TASK STATEMENT
Would you retype each of the records exactly as shown?

MATERIAL FOR THIS EXERCISE

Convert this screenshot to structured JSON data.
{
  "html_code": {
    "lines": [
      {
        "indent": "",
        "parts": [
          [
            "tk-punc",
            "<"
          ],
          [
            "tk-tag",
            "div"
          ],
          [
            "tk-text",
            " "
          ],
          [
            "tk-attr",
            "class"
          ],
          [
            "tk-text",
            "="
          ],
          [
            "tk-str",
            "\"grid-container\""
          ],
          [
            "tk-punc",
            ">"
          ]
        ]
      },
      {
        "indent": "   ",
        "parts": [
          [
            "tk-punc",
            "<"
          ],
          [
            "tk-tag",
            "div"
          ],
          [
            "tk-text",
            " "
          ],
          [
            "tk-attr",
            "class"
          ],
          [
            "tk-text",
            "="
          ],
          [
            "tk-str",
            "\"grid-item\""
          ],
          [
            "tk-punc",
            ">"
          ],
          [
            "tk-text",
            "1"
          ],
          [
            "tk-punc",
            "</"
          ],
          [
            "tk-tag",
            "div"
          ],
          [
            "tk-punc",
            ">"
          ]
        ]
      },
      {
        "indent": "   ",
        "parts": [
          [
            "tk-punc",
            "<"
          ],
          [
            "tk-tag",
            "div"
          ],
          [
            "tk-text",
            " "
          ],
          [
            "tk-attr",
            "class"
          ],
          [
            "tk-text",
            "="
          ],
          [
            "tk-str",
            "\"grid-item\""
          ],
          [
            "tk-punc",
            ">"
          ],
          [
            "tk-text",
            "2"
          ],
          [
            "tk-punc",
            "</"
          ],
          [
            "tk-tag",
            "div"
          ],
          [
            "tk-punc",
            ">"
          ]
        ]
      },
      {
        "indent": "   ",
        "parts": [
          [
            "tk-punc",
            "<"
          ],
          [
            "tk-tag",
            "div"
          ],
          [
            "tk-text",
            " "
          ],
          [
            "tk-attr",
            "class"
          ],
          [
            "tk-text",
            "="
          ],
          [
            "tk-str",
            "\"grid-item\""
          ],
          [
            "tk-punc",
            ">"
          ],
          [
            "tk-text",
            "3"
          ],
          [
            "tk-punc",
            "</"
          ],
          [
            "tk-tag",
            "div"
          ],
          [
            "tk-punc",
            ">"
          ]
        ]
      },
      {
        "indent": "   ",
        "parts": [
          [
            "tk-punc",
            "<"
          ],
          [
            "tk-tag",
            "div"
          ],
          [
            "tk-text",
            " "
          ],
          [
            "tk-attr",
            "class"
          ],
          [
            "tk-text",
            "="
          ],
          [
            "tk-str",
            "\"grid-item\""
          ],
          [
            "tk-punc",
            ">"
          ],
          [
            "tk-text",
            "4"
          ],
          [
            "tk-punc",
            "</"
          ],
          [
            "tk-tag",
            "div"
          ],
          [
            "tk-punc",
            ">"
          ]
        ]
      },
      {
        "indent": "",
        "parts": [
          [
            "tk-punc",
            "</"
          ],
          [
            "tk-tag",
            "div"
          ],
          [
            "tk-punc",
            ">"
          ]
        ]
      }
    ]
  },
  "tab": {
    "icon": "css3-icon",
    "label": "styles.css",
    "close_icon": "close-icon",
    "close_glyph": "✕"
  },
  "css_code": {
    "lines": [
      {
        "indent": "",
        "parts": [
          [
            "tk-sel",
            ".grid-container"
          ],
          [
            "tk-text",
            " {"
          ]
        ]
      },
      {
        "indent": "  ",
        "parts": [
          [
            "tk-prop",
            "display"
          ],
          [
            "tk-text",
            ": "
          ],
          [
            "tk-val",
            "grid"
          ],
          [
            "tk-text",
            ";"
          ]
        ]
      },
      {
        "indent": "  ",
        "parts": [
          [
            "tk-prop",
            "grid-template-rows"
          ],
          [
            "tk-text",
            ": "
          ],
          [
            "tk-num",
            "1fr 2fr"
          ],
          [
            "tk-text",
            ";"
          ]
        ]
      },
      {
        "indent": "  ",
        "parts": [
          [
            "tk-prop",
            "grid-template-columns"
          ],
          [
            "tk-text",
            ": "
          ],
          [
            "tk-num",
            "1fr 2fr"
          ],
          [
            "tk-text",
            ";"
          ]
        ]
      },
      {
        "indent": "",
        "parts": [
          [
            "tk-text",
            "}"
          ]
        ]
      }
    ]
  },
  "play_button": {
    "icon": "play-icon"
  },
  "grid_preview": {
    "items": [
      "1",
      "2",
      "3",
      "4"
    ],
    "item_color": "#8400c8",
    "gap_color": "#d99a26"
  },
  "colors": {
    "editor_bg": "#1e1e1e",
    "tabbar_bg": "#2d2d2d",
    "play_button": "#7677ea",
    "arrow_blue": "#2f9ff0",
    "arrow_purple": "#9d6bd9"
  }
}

SOLUTION TO THIS PROBLEM
Convert this screenshot to structured JSON data.
{
  "html_code": {
    "lines": [
      {
        "indent": "",
        "parts": [
          [
            "tk-punc",
            "<"
          ],
          [
            "tk-tag",
            "div"
          ],
          [
            "tk-text",
            " "
          ],
          [
            "tk-attr",
            "class"
          ],
          [
            "tk-text",
            "="
          ],
          [
            "tk-str",
            "\"grid-container\""
          ],
          [
            "tk-punc",
            ">"
          ]
        ]
      },
      {
        "indent": "   ",
        "parts": [
          [
            "tk-punc",
            "<"
          ],
          [
            "tk-tag",
            "div"
          ],
          [
            "tk-text",
            " "
          ],
          [
            "tk-attr",
            "class"
          ],
          [
            "tk-text",
            "="
          ],
          [
            "tk-str",
            "\"grid-item\""
          ],
          [
            "tk-punc",
            ">"
          ],
          [
            "tk-text",
            "1"
          ],
          [
            "tk-punc",
            "</"
          ],
          [
            "tk-tag",
            "div"
          ],
          [
            "tk-punc",
            ">"
          ]
        ]
      },
      {
        "indent": "   ",
        "parts": [
          [
            "tk-punc",
            "<"
          ],
          [
            "tk-tag",
            "div"
          ],
          [
            "tk-text",
            " "
          ],
          [
            "tk-attr",
            "class"
          ],
          [
            "tk-text",
            "="
          ],
          [
            "tk-str",
            "\"grid-item\""
          ],
          [
            "tk-punc",
            ">"
          ],
          [
            "tk-text",
            "2"
          ],
          [
            "tk-punc",
            "</"
          ],
          [
            "tk-tag",
            "div"
          ],
          [
            "tk-punc",
            ">"
          ]
        ]
      },
      {
        "indent": "   ",
        "parts": [
          [
            "tk-punc",
            "<"
          ],
          [
            "tk-tag",
            "div"
          ],
          [
            "tk-text",
            " "
          ],
          [
            "tk-attr",
            "class"
          ],
          [
            "tk-text",
            "="
          ],
          [
            "tk-str",
            "\"grid-item\""
          ],
          [
            "tk-punc",
            ">"
          ],
          [
            "tk-text",
            "3"
          ],
          [
            "tk-punc",
            "</"
          ],
          [
            "tk-tag",
            "div"
          ],
          [
            "tk-punc",
            ">"
          ]
        ]
      },
      {
        "indent": "   ",
        "parts": [
          [
            "tk-punc",
            "<"
          ],
          [
            "tk-tag",
            "div"
          ],
          [
            "tk-text",
            " "
          ],
          [
            "tk-attr",
            "class"
          ],
          [
            "tk-text",
            "="
          ],
          [
            "tk-str",
            "\"grid-item\""
          ],
          [
            "tk-punc",
            ">"
          ],
          [
            "tk-text",
            "4"
          ],
          [
            "tk-punc",
            "</"
          ],
          [
            "tk-tag",
            "div"
          ],
          [
            "tk-punc",
            ">"
          ]
        ]
      },
      {
        "indent": "",
        "parts": [
          [
            "tk-punc",
            "</"
          ],
          [
            "tk-tag",
            "div"
          ],
          [
            "tk-punc",
            ">"
          ]
        ]
      }
    ]
  },
  "tab": {
    "icon": "css3-icon",
    "label": "styles.css",
    "close_icon": "close-icon",
    "close_glyph": "✕"
  },
  "css_code": {
    "lines": [
      {
        "indent": "",
        "parts": [
          [
            "tk-sel",
            ".grid-container"
          ],
          [
            "tk-text",
            " {"
          ]
        ]
      },
      {
        "indent": "  ",
        "parts": [
          [
            "tk-prop",
            "display"
          ],
          [
            "tk-text",
            ": "
          ],
          [
            "tk-val",
            "grid"
          ],
          [
            "tk-text",
            ";"
          ]
        ]
      },
      {
        "indent": "  ",
        "parts": [
          [
            "tk-prop",
            "grid-template-rows"
          ],
          [
            "tk-text",
            ": "
          ],
          [
            "tk-num",
            "1fr 2fr"
          ],
          [
            "tk-text",
            ";"
          ]
        ]
      },
      {
        "indent": "  ",
        "parts": [
          [
            "tk-prop",
            "grid-template-columns"
          ],
          [
            "tk-text",
            ": "
          ],
          [
            "tk-num",
            "1fr 2fr"
          ],
          [
            "tk-text",
            ";"
          ]
        ]
      },
      {
        "indent": "",
        "parts": [
          [
            "tk-text",
            "}"
          ]
        ]
      }
    ]
  },
  "play_button": {
    "icon": "play-icon"
  },
  "grid_preview": {
    "items": [
      "1",
      "2",
      "3",
      "4"
    ],
    "item_color": "#8400c8",
    "gap_color": "#d99a26"
  },
  "colors": {
    "editor_bg": "#1e1e1e",
    "tabbar_bg": "#2d2d2d",
    "play_button": "#7677ea",
    "arrow_blue": "#2f9ff0",
    "arrow_purple": "#9d6bd9"
  }
}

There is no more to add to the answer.